Evangelism isn't something to be decided on down the road; it should actually be in the DNA of the founding team from the get-go. Since the focus is primarily on the problem you're solving, building a community of believers and your philosophy around best practices, the timing of evangelism isn't dependent on your product.
As a matter of fact, having a community who believes in the problem and feels part of the solutions is better than having a solution with no customers. The timing is even more critical when you are thinking of building a brand new category, which requires a lot more education around why a problem exists. In this case, you're setting yourself up to be a category leader.Think about companies like Salesforce and Hubspot. Each has become a category leader in its own right, building vibrant communities through their actions of evangelizing the problem they solve. For example, Salesforce's annual conference Dreamforce brings together 150,000-plus people who are passionate around solving problems that existed in the CRM space. And Hubspot brings together 24,000-plus people purely due to evangelism of the problem it's solving, followed by the product (not preceded by it).
Even if someone could build a better product/platform than Salesforce and Hubspot, the evangelism through their community building efforts laid such a strong foundation for these companies that no competitor could even come close to them. In these cases, and in the case of others that are true evangelists, evangelism isn't only in the DNA of the founding team but also in the entire community. This is how loyalty is built, and how momentum is gained.
One of the issues with brand evangelism to date is that it can sound a little abstract. People don't know exactly how to define it (or are defining it incorrectly), so then they aren't able to accurately tell whether they're succeeding with it. If you do it right, you can actually see how your brand evangelism is impacting your bottom line.

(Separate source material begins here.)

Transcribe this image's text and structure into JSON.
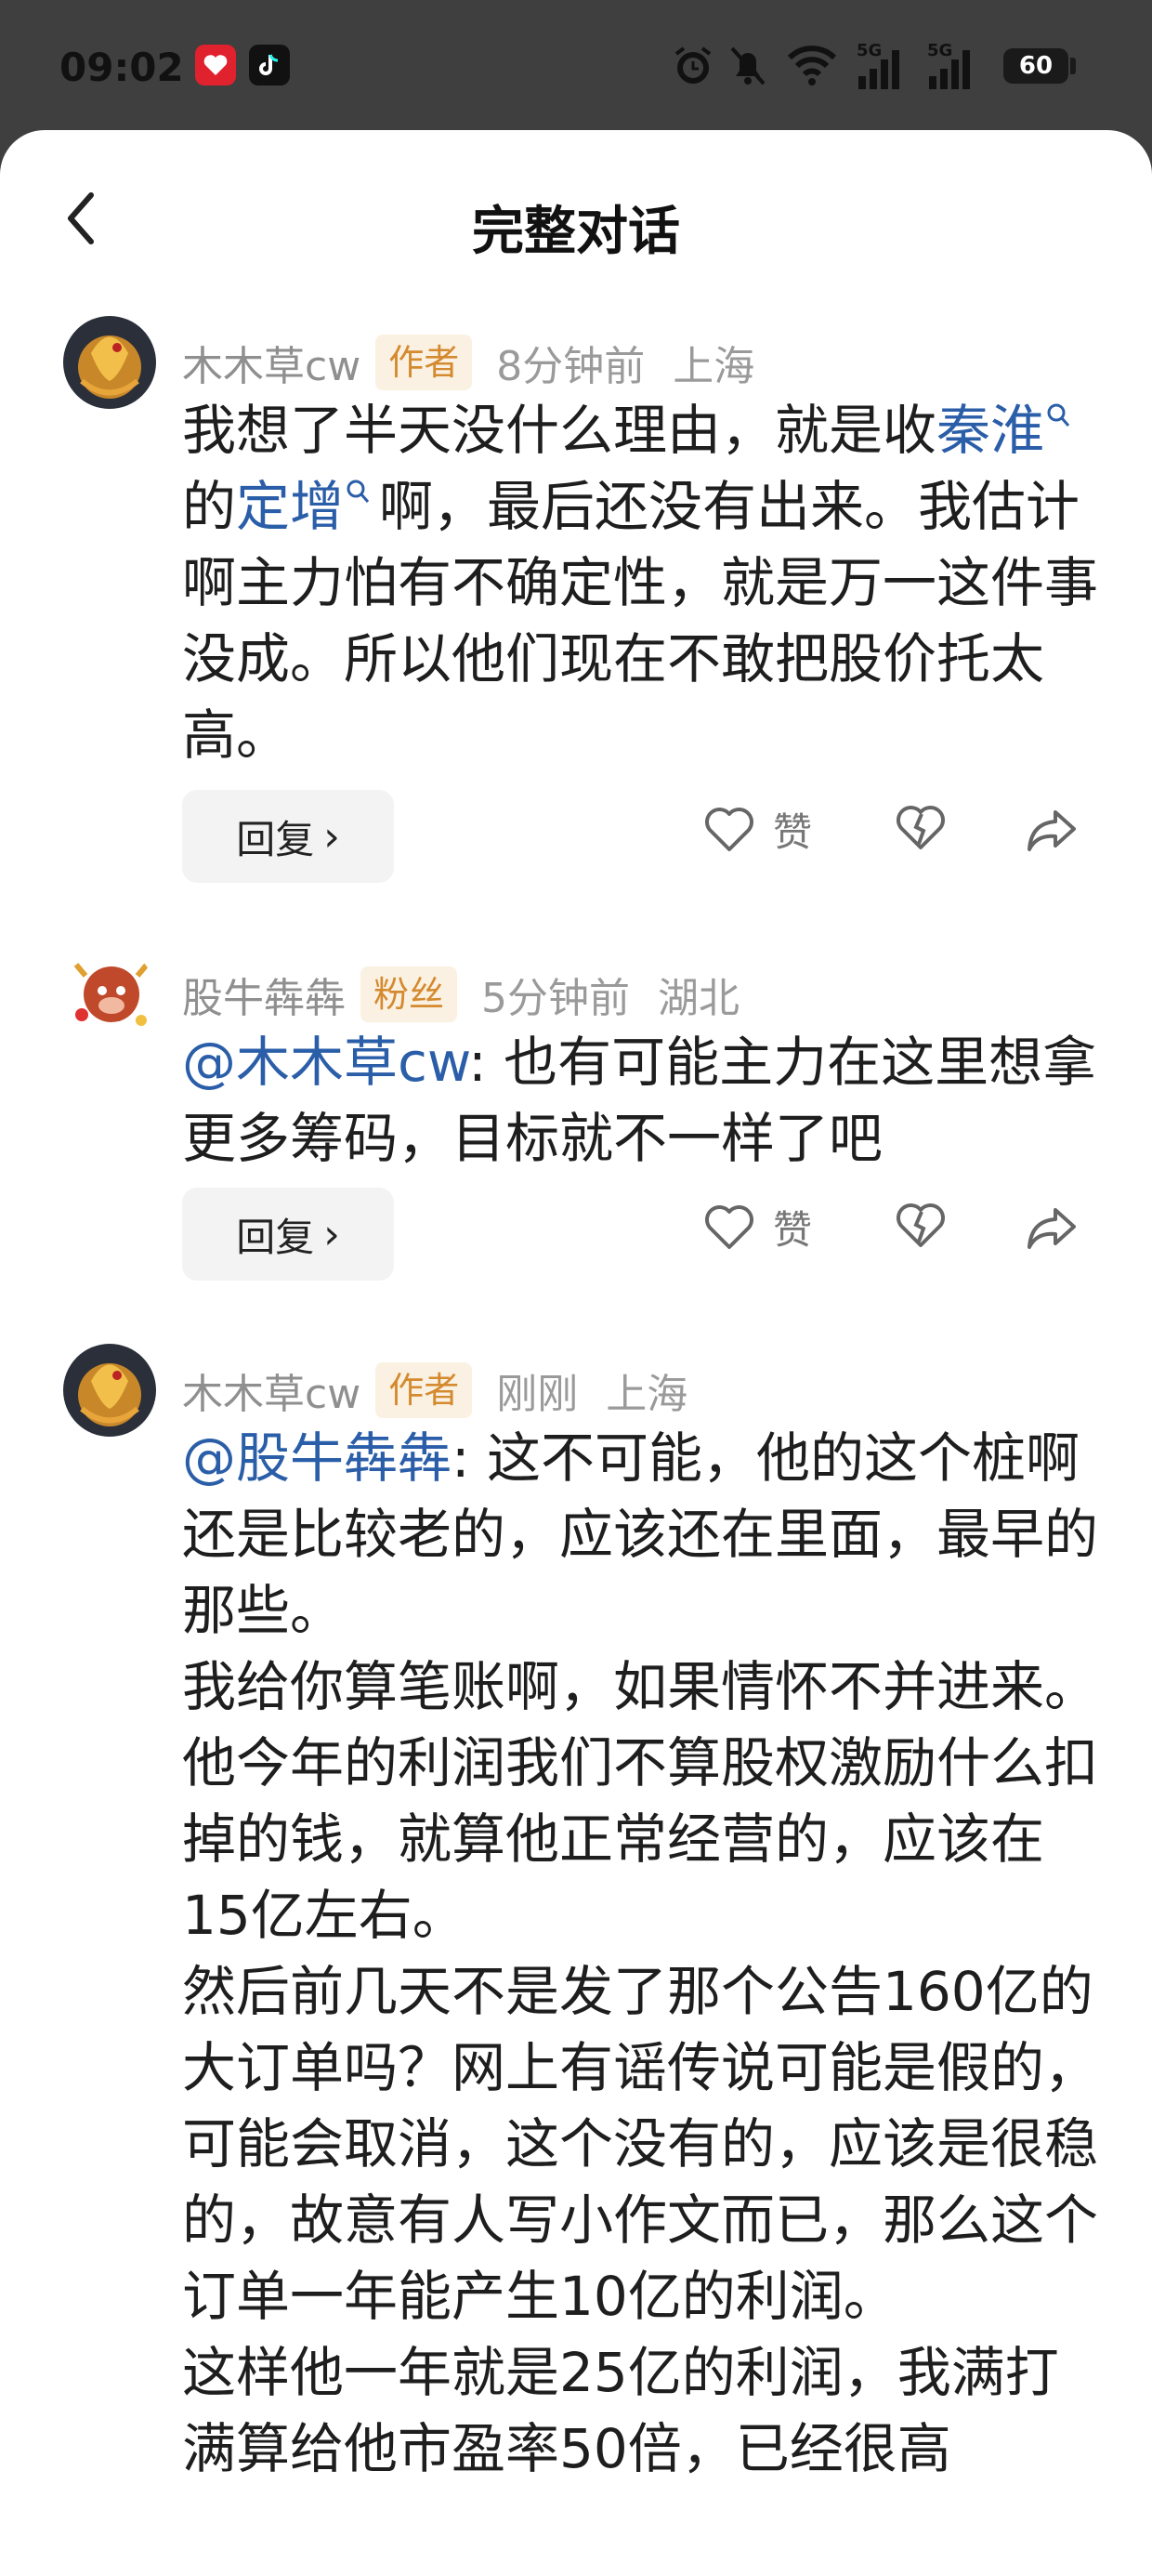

In fact, I'd argue that this can be measured by your market caps compared to the second in your category without community and evangelism. If you're doing well in this area, your market caps will far exceed your nearest competitors.
The greatest result of evangelism is the net result of your employees, customers, future customers, influencers and community talking about your company's brand as synonymous with the problem and category you are trying to build. Let's say you develop software to help the commercial construction industry streamline the process of new construction. The problem you're solving is lengthy schedules and wasted costs due to inefficiencies. If you're handling brand evangelism well, you should see your brand name mentioned in any forums, social media conversations, etc., in which these problems are being discussed.
Can I be a brand evangelist?
If you want to move your company toward being a category leader, and experiencing exponential success, you can. You don't have to be a founder, CEO or have a manager-level title. What you do have to have, though, is deep belief in your brand's singular cause and a dedication to bring about change, gather people, connect others, bring life to the conversation and pursue your business's mission until the end.
The best brand evangelists don't bounce between new ideas and trends, but rather have one idea and purpose they're laser-focused upon. People follow them because they can trust them to continue to fight, no matter what happens. These people are not doing a "job"; they're on a mission to make change happen and bring a community together. You can absolutely be a brand evangelist if these are qualities near and dear to you.
As marketing expert Jay Baer has said, "If your stories are all about your products and services, that's not storytelling. It's a brochure. Give yourself permission to make the story bigger." By focusing on the problem you're solving, building a community of like-minded folks who are passionate about getting this problem solved and then making them part of the solution -- you make the story bigger, and your brand too.